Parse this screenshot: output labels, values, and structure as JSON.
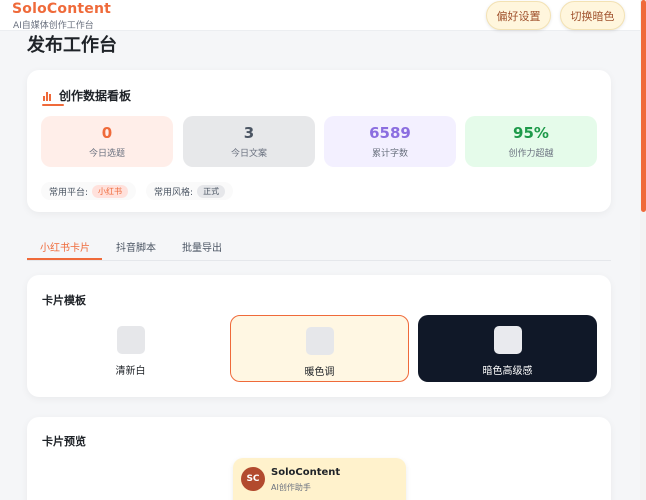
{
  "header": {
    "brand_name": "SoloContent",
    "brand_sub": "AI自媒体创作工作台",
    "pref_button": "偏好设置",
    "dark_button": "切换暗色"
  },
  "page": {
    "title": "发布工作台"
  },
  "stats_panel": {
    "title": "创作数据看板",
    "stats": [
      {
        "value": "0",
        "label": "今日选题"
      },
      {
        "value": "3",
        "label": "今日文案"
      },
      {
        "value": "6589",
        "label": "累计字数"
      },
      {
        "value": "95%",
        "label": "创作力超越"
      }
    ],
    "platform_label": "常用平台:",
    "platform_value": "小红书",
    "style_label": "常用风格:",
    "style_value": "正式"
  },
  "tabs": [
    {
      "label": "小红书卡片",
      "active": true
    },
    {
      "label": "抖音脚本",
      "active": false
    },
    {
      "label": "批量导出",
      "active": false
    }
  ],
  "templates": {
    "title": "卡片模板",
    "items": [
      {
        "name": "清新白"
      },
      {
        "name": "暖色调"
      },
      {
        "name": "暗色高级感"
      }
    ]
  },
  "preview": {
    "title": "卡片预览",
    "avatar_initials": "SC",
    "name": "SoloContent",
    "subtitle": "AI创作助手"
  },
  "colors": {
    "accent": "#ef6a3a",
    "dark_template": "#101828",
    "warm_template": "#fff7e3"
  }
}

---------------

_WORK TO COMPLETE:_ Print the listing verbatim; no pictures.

_OUTPUT OF THE TASK:_
Parse this screenshot: output labels, values, and structure as JSON.
{
  "header": {
    "brand_name": "SoloContent",
    "brand_sub": "AI自媒体创作工作台",
    "pref_button": "偏好设置",
    "dark_button": "切换暗色"
  },
  "page": {
    "title": "发布工作台"
  },
  "stats_panel": {
    "title": "创作数据看板",
    "stats": [
      {
        "value": "0",
        "label": "今日选题"
      },
      {
        "value": "3",
        "label": "今日文案"
      },
      {
        "value": "6589",
        "label": "累计字数"
      },
      {
        "value": "95%",
        "label": "创作力超越"
      }
    ],
    "platform_label": "常用平台:",
    "platform_value": "小红书",
    "style_label": "常用风格:",
    "style_value": "正式"
  },
  "tabs": [
    {
      "label": "小红书卡片",
      "active": true
    },
    {
      "label": "抖音脚本",
      "active": false
    },
    {
      "label": "批量导出",
      "active": false
    }
  ],
  "templates": {
    "title": "卡片模板",
    "items": [
      {
        "name": "清新白"
      },
      {
        "name": "暖色调"
      },
      {
        "name": "暗色高级感"
      }
    ]
  },
  "preview": {
    "title": "卡片预览",
    "avatar_initials": "SC",
    "name": "SoloContent",
    "subtitle": "AI创作助手"
  },
  "colors": {
    "accent": "#ef6a3a",
    "dark_template": "#101828",
    "warm_template": "#fff7e3"
  }
}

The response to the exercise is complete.